▶ **Data in this exercise**:

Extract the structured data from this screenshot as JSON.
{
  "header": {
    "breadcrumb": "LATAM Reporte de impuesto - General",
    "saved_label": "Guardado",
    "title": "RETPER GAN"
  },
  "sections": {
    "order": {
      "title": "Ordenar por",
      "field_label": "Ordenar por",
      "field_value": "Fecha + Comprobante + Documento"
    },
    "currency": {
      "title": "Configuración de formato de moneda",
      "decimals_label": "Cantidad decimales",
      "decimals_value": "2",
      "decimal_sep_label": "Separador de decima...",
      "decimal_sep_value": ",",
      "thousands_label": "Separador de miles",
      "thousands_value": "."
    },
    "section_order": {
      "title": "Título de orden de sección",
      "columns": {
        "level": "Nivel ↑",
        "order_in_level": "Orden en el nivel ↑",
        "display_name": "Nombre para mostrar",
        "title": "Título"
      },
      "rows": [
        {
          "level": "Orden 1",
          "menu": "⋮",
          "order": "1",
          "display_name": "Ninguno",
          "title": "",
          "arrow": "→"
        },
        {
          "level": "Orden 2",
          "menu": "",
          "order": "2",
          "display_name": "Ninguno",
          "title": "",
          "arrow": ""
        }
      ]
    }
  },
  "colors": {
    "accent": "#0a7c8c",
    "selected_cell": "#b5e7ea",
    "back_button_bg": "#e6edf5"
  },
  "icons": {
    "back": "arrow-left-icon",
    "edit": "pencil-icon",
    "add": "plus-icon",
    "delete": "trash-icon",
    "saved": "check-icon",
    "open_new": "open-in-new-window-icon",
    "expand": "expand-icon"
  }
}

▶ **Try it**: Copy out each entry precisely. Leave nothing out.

▶ **Answer space**:
Extract the structured data from this screenshot as JSON.
{
  "header": {
    "breadcrumb": "LATAM Reporte de impuesto - General",
    "saved_label": "Guardado",
    "title": "RETPER GAN"
  },
  "sections": {
    "order": {
      "title": "Ordenar por",
      "field_label": "Ordenar por",
      "field_value": "Fecha + Comprobante + Documento"
    },
    "currency": {
      "title": "Configuración de formato de moneda",
      "decimals_label": "Cantidad decimales",
      "decimals_value": "2",
      "decimal_sep_label": "Separador de decima...",
      "decimal_sep_value": ",",
      "thousands_label": "Separador de miles",
      "thousands_value": "."
    },
    "section_order": {
      "title": "Título de orden de sección",
      "columns": {
        "level": "Nivel ↑",
        "order_in_level": "Orden en el nivel ↑",
        "display_name": "Nombre para mostrar",
        "title": "Título"
      },
      "rows": [
        {
          "level": "Orden 1",
          "menu": "⋮",
          "order": "1",
          "display_name": "Ninguno",
          "title": "",
          "arrow": "→"
        },
        {
          "level": "Orden 2",
          "menu": "",
          "order": "2",
          "display_name": "Ninguno",
          "title": "",
          "arrow": ""
        }
      ]
    }
  },
  "colors": {
    "accent": "#0a7c8c",
    "selected_cell": "#b5e7ea",
    "back_button_bg": "#e6edf5"
  },
  "icons": {
    "back": "arrow-left-icon",
    "edit": "pencil-icon",
    "add": "plus-icon",
    "delete": "trash-icon",
    "saved": "check-icon",
    "open_new": "open-in-new-window-icon",
    "expand": "expand-icon"
  }
}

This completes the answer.